Meet the Experts - Part 7

Mark Thorley  

Mark Thorley

Research Project Manager, Scientific Computing Division, STFC’s Rutherford Appleton Laboratory

Q1: Tell us a bit about yourself

I am Research Project Manager in the Scientific Computing Division of STFC’s Rutherford Appleton Laboratory. My background is in environmental research data management, open access and open data, gained from 27 years in NERC. Starting as a data manager, before becoming a data centre head, and then NERC’s Data Management Coordinator. I was a member of the group that produced the UK Concordat on Open Research Data, and was prominent in the development and implementation of the RCUK Open Access policy.

Q2: Tell us about the section of the Data Tree course that you have developed

In conjunction with Robert Darby I developed the data management modules number 1 (Your work in context) and number 3 (Data Skills & Management within a NERC remit). In addition to each module’s learning outcomes, I hope that those completing the modules gain an appreciation:

(a)    That in an age of data driven discovery one of the things that makes a good researcher is ensuring that your research data are effectively managed, and where appropriate, made open to others to re-use and re-purpose.

(b)   Of the real importance that NERC places on the long-term value of environmental research data, and of NERC’s long-term commitment to managing and making these data openly available. 

Q3: Why is your section of Data Tree important for PhDs and ECRs?

Digital technologies now impact on all areas of life, including environmental research. Like it or not, you are undertaking your research in a digital age, where there are growing expectations of openness and sharing. Your research funder, your research institution and your research publishers all require you to manage your research data effectively, and to make them openly available where appropriate. This is why all modern researchers need practical digital data management skills. Hopefully, this course goes someway to equipping you with the skills and you will need in the age of data driven discovery.

Q4: What’s your top tip for PhD students and ECRs starting out in their careers?

Don’t be chained to the desk or laboratory bench. Get out there and talk to and engage with others – and not just other researchers. Build your networks and contacts, and be open to new ideas and ways of doing things.

Q5: If you weren’t a Research Project Manager what would you be?

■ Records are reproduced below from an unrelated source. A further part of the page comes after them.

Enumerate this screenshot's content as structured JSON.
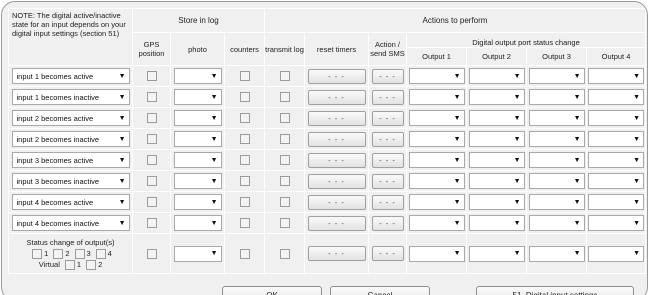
{
  "note": "NOTE: The digital active/inactive state for an input depends on your digital input settings (section 51)",
  "headers": {
    "store_in_log": "Store in log",
    "actions_to_perform": "Actions to perform",
    "gps_position": "GPS position",
    "photo": "photo",
    "counters": "counters",
    "transmit_log": "transmit log",
    "reset_timers": "reset timers",
    "action_send_sms": "Action / send SMS",
    "digital_output_status_change": "Digital output port status change",
    "outputs": [
      "Output 1",
      "Output 2",
      "Output 3",
      "Output 4"
    ]
  },
  "rows": [
    {
      "trigger": "input 1 becomes active",
      "timer_label": "- - -",
      "sms_label": "- - -"
    },
    {
      "trigger": "input 1 becomes inactive",
      "timer_label": "- - -",
      "sms_label": "- - -"
    },
    {
      "trigger": "input 2 becomes active",
      "timer_label": "- - -",
      "sms_label": "- - -"
    },
    {
      "trigger": "input 2 becomes inactive",
      "timer_label": "- - -",
      "sms_label": "- - -"
    },
    {
      "trigger": "input 3 becomes active",
      "timer_label": "- - -",
      "sms_label": "- - -"
    },
    {
      "trigger": "input 3 becomes inactive",
      "timer_label": "- - -",
      "sms_label": "- - -"
    },
    {
      "trigger": "input 4 becomes active",
      "timer_label": "- - -",
      "sms_label": "- - -"
    },
    {
      "trigger": "input 4 becomes inactive",
      "timer_label": "- - -",
      "sms_label": "- - -"
    }
  ],
  "status_change": {
    "label": "Status change of output(s)",
    "outputs": [
      "1",
      "2",
      "3",
      "4"
    ],
    "virtual_label": "Virtual",
    "virtual_outputs": [
      "1",
      "2"
    ],
    "timer_label": "- - -",
    "sms_label": "- - -"
  },
  "buttons": {
    "ok": "OK",
    "cancel": "Cancel",
    "digital_input_settings": "51. Digital input settings"
  },
  "icons": {
    "dropdown_arrow": "chevron-down-icon"
  }
}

I didn’t plan to be an expert in research data management, it just sort of happened. In another life I might have been a mechanical or electrical engineer.

Find out more about Mark and his experience here: 

Twitter: @MarkRThorley

Last modified: Friday, 1 June 2018, 10:46 AM